What about the guilt from other people, if you are looking for it’s probably easier to spot then the kind you put on yourself, but in some cases it’s probably just as easy to miss all together. Certainly if someone tells you something you do bothers them, and you stop doing it even if you really enjoy doing it, that would be GMB. It’s something you actively want to do, but don’t because you know someone else doesn’t want you to do it. That’s different from not doing something because of how it effects someone because it’s their suggestion, which could be implied rather than direct, that is preventing you from whatever it is you wanted to do. A twist on Neil’s example would be spending time with someone you don’t want to because they told you how upset they were that they hadn’t hung out with you recently. You aren’t spending time with them because you want to, but rather because they made you feel guilty about not being there.
I’d imagine there are certain kinds of relationships that foster this better than others. You might feel more beholden to a family member or close friend then you would to someone on the street asking for spare change. That said you might be motivated to give that person some change if you know a friend or family member might make you feel guilty later on about leaving them empty handed.
I’ve been approaching this from the standpoint that GMB is something you might want to avoid, only because that was how the topic came up. That isn’t always the case, and there are certainly times when ignoring those guilt impulses might be selfish and just kind of lame. Let’s say my wife has very early morning flight, I might offer her a ride to the airport even though I know it would be much more comfortable to stay in bed and sleep. She might even offer to catch a cab and let me sleep, but I’d probably still opt to just give her a ride. There’s no question that staying in bed would be selfish, and even if she isn’t asking for a ride I’d feel guilty if she had to find one on her own so guilt is probably a motivator but I don’t think that’s a bad thing. Don’t get my wrong, I’m not offering because I don’t want to feel guilty, but rather because I know it’s the right thing to do and I know I’d be disappointed in myself if I didn’t. I’ve actually never made that thought progression until just now, and usually do it only because I think it’s the right thing to do.

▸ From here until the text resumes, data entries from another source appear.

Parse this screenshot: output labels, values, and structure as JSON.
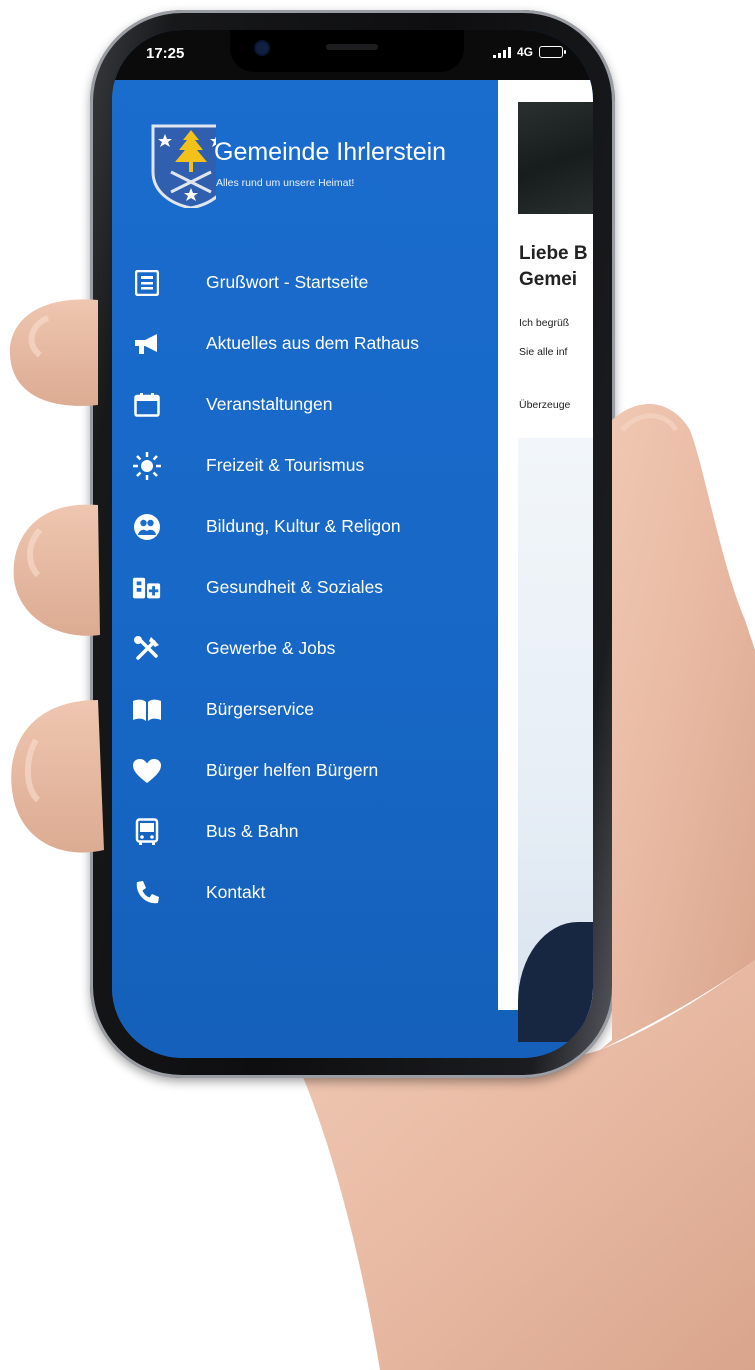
{
  "status_bar": {
    "time": "17:25",
    "network": "4G"
  },
  "header": {
    "title": "Gemeinde Ihrlerstein",
    "subtitle": "Alles rund um unsere Heimat!"
  },
  "menu": {
    "items": [
      {
        "label": "Grußwort - Startseite",
        "icon": "newspaper-icon"
      },
      {
        "label": "Aktuelles aus dem Rathaus",
        "icon": "megaphone-icon"
      },
      {
        "label": "Veranstaltungen",
        "icon": "calendar-icon"
      },
      {
        "label": "Freizeit & Tourismus",
        "icon": "sun-icon"
      },
      {
        "label": "Bildung, Kultur & Religon",
        "icon": "people-icon"
      },
      {
        "label": "Gesundheit & Soziales",
        "icon": "health-icon"
      },
      {
        "label": "Gewerbe & Jobs",
        "icon": "tools-icon"
      },
      {
        "label": "Bürgerservice",
        "icon": "book-icon"
      },
      {
        "label": "Bürger helfen Bürgern",
        "icon": "heart-icon"
      },
      {
        "label": "Bus & Bahn",
        "icon": "bus-icon"
      },
      {
        "label": "Kontakt",
        "icon": "phone-icon"
      }
    ]
  },
  "content": {
    "heading_line1": "Liebe B",
    "heading_line2": "Gemei",
    "line1": "Ich begrüß",
    "line2": "Sie alle inf",
    "line3": "Überzeuge"
  },
  "colors": {
    "primary": "#1a6ccd",
    "menu_text": "#ffffff",
    "crest_gold": "#f2c21b",
    "crest_blue": "#2f5fae"
  }
}
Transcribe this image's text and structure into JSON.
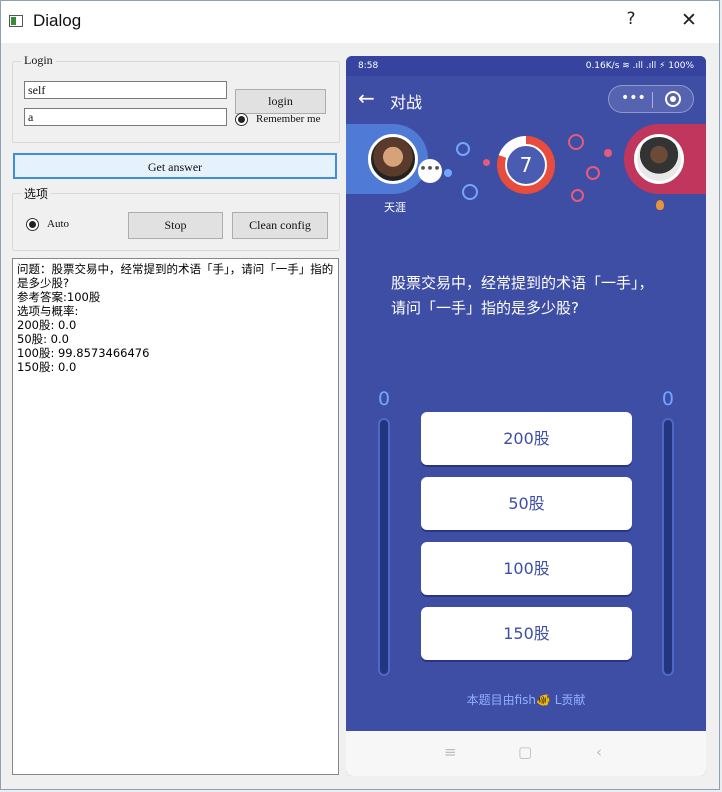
{
  "window": {
    "title": "Dialog",
    "help": "?",
    "close": "✕"
  },
  "login": {
    "group_label": "Login",
    "username": "self",
    "password": "a",
    "login_button": "login",
    "remember_label": "Remember me"
  },
  "get_answer_button": "Get answer",
  "options_group": {
    "label": "选项",
    "auto_label": "Auto",
    "stop_button": "Stop",
    "clean_button": "Clean config"
  },
  "output": {
    "lines": [
      "问题：股票交易中，经常提到的术语「手」，请问「一手」指的是多少股?",
      "参考答案:100股",
      "选项与概率:",
      "200股: 0.0",
      "50股: 0.0",
      "100股: 99.8573466476",
      "150股: 0.0"
    ]
  },
  "phone": {
    "status_time": "8:58",
    "status_right": "0.16K/s  ≋  .ıll  .ıll  ⚡ 100%",
    "nav_title": "对战",
    "capsule_dots": "•••",
    "timer_value": "7",
    "player_left_name": "天涯",
    "question": "股票交易中，经常提到的术语「一手」，请问「一手」指的是多少股?",
    "score_left": "0",
    "score_right": "0",
    "options": [
      "200股",
      "50股",
      "100股",
      "150股"
    ],
    "credit": "本题目由fish🐠 L贡献",
    "sys_nav": {
      "menu": "≡",
      "home": "▢",
      "back": "‹"
    }
  },
  "colors": {
    "phone_bg": "#3f4ea5",
    "left_player": "#4f7bd6",
    "right_player": "#c0365c",
    "timer": "#e74c3c",
    "score": "#6fa7ff"
  }
}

It’s like the working out example above, working out is good for you regardless of your motives, so maybe the trick isn’t to cut out any and all GMB, but to reexamine your own actions and intentions, and adjust your driving force. If you stop working out every day because you think it’s guilt motivated, that might be a bad thing. But if you work out every day because of positive thoughts about the effects rather then because of negative feelings about yourself if you didn’t you’ll probably be a much happier person in general. Again, the action isn’t nearly as important as the motive.
Usual disclaimer, it’s late and I’m rambling so this might be complete horsecrap that I’ll be embarrassed to read tomorrow. Or maybe not.